» **EXERCISE AIM**: Where does the word "JSON" show up in the records? Copy every line that holds it.

» **Saved data entries**:
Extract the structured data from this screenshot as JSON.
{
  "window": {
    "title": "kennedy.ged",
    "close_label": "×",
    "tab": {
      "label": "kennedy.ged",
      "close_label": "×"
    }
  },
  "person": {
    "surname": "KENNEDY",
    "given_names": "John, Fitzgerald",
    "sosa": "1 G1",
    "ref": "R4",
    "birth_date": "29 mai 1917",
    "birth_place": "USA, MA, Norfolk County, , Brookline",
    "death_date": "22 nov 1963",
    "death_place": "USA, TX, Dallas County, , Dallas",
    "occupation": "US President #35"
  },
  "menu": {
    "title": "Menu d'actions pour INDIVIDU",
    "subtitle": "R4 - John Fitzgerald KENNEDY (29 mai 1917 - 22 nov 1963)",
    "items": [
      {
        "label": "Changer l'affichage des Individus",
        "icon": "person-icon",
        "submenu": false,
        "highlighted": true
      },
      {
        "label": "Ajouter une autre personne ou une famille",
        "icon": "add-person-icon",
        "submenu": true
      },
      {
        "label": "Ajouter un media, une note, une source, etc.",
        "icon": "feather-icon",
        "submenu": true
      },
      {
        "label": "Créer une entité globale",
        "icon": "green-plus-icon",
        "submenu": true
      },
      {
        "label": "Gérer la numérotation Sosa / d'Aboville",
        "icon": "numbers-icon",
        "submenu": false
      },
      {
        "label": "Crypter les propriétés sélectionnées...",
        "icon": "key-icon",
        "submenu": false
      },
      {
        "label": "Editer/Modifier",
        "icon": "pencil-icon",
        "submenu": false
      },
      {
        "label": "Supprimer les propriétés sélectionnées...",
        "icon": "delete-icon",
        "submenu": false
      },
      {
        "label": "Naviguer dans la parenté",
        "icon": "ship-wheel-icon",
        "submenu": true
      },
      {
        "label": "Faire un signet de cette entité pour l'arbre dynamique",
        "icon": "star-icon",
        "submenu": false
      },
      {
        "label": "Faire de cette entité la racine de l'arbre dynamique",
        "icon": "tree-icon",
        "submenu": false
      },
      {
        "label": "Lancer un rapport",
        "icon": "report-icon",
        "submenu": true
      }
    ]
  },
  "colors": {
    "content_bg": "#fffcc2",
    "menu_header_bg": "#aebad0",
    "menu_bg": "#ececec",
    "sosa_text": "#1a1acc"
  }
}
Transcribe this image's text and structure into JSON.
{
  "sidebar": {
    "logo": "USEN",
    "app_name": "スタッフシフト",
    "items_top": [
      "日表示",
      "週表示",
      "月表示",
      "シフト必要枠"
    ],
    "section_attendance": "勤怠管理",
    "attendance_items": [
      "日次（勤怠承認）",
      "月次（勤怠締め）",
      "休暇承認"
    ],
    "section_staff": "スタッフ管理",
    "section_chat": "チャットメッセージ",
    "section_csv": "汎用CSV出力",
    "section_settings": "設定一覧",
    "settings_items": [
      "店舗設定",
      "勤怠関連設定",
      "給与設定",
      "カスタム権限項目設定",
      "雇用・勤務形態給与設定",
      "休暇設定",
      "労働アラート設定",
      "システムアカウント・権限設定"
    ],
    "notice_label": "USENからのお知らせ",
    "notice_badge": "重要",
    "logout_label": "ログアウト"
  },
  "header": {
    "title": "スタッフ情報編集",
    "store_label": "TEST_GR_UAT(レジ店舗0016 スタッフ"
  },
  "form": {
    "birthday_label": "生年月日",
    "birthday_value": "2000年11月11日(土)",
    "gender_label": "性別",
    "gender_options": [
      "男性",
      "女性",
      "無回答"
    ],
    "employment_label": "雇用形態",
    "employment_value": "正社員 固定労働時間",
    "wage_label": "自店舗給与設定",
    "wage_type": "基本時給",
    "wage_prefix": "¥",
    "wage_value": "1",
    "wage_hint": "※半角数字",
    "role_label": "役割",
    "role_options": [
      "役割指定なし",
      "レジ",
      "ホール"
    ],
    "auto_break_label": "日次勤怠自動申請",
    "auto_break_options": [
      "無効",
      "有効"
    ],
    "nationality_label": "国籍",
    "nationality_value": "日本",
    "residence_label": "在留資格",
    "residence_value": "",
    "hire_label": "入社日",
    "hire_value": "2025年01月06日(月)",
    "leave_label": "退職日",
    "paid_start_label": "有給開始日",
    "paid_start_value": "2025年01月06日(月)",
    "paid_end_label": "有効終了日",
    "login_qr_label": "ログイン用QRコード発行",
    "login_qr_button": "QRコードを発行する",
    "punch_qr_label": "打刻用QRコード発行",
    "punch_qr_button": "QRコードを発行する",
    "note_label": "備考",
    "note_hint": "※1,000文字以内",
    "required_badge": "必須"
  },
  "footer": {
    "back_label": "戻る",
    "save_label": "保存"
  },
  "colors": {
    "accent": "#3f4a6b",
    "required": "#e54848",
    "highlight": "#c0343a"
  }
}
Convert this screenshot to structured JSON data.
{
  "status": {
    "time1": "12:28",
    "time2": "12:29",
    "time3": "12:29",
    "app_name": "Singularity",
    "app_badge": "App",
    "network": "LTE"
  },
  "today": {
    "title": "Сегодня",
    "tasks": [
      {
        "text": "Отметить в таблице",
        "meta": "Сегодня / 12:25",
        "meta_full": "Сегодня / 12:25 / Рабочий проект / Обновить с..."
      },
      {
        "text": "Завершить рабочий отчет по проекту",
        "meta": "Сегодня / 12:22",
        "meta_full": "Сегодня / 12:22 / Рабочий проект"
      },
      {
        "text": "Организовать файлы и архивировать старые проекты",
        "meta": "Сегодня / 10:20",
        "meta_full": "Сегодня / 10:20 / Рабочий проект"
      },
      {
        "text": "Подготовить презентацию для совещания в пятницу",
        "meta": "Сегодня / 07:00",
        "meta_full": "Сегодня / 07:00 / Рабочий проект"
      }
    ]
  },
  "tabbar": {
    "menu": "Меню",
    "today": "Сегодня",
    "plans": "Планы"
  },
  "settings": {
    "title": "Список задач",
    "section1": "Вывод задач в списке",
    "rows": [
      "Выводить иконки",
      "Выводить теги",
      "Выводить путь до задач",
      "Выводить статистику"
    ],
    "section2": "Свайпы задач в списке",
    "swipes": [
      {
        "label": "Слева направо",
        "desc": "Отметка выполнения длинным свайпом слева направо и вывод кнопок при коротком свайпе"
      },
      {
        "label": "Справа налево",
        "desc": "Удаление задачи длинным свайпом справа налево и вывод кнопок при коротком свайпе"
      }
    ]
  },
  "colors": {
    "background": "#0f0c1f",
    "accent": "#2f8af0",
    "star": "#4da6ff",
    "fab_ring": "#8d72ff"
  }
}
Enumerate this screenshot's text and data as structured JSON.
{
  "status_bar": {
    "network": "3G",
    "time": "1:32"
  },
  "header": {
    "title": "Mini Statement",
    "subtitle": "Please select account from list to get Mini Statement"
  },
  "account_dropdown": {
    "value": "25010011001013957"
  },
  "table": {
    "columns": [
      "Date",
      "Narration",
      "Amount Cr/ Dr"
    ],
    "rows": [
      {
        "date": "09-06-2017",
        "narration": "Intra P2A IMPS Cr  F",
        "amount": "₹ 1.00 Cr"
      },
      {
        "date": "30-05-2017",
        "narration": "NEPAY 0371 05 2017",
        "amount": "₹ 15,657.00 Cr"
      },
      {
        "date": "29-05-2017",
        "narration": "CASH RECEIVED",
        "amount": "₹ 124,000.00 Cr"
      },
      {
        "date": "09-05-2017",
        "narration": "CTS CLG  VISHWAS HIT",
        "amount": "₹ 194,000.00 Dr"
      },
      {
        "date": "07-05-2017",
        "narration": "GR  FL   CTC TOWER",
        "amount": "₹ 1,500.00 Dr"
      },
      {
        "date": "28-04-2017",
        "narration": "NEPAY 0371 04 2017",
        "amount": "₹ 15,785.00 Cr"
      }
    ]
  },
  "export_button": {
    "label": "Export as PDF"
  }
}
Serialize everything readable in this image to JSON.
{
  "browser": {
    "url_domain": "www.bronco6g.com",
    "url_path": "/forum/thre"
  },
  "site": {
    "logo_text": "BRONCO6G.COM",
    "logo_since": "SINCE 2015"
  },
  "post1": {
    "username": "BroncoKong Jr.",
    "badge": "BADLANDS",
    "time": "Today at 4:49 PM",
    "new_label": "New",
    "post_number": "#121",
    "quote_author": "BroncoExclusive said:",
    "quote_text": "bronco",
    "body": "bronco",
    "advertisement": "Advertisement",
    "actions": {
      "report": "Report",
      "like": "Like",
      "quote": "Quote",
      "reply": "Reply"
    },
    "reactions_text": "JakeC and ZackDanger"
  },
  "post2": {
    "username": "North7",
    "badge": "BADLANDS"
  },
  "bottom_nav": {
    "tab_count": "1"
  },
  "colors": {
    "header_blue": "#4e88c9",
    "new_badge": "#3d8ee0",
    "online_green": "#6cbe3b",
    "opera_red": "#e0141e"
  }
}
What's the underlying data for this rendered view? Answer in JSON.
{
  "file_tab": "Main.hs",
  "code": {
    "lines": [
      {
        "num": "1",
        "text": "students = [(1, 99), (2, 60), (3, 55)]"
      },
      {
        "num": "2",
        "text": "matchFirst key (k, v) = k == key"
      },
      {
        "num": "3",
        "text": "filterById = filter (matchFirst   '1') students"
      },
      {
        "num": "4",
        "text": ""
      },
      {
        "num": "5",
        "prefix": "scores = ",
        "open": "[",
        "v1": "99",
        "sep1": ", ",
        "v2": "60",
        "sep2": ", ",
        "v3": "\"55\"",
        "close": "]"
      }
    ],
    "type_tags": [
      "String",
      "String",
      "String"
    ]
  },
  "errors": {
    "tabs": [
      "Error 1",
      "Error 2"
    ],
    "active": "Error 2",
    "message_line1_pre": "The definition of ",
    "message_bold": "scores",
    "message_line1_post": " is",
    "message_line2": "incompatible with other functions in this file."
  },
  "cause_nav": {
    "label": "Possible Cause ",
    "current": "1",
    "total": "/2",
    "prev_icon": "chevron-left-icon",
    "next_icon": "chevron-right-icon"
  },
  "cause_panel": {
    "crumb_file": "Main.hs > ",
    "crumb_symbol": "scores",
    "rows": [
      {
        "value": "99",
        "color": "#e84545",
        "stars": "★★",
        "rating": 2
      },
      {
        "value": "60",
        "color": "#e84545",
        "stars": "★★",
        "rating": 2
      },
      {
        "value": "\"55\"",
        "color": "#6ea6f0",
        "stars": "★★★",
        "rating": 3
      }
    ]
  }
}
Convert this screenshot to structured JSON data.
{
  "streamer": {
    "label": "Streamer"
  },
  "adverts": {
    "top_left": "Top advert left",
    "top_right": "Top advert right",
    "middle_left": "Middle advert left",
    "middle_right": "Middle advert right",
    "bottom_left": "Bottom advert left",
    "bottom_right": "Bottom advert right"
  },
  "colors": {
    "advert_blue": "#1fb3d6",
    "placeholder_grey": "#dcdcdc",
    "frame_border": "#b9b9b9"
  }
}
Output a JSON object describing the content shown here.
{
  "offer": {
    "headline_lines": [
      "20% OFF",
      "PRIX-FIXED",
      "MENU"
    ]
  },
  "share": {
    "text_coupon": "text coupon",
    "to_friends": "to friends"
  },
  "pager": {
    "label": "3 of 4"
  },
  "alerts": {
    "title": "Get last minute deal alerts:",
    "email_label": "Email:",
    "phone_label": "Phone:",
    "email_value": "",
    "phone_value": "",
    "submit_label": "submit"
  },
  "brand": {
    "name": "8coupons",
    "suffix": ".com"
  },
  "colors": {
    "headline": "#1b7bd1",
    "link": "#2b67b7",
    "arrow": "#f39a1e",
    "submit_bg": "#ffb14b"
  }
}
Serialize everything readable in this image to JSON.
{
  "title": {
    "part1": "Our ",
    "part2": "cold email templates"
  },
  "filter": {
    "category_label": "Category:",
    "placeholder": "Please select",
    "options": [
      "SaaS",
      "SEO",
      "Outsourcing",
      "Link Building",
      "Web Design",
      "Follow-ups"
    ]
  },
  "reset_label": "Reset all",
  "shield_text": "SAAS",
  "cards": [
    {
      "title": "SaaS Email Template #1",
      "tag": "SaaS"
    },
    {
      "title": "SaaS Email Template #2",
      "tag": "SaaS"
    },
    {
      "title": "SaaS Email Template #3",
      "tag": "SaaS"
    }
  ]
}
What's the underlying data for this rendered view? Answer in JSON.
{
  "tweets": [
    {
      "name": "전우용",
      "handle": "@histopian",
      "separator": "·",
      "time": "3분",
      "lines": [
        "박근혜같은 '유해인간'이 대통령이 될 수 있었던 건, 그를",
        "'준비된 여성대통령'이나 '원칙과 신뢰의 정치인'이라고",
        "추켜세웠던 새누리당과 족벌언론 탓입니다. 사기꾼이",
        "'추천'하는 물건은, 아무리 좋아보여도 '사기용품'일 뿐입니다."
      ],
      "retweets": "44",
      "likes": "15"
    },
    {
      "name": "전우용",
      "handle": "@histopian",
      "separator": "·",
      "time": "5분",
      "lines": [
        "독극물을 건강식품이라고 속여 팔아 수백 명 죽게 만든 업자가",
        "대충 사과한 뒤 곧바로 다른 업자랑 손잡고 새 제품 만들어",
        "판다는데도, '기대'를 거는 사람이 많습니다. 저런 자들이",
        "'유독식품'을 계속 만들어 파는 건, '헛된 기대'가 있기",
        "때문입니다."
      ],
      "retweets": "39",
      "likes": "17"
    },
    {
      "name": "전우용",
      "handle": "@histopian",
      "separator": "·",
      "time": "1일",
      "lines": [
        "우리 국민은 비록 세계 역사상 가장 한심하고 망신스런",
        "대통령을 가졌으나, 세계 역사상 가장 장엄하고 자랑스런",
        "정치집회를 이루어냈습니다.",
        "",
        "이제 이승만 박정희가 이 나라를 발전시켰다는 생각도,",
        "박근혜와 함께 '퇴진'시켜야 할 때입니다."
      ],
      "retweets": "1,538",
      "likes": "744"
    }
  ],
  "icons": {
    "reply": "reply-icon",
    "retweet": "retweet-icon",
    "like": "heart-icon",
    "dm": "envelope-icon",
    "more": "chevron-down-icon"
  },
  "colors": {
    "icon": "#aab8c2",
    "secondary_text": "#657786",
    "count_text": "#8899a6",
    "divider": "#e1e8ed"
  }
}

» **ANSWER AREA**:
Extract the structured data from this screenshot as JSON.
Transcribe this image's text and structure into JSON.
Convert this screenshot to structured JSON data.
Enumerate this screenshot's text and data as structured JSON.
Serialize everything readable in this image to JSON.
What's the underlying data for this rendered view? Answer in JSON.
Convert this screenshot to structured JSON data.
Output a JSON object describing the content shown here.
Serialize everything readable in this image to JSON.
What's the underlying data for this rendered view? Answer in JSON.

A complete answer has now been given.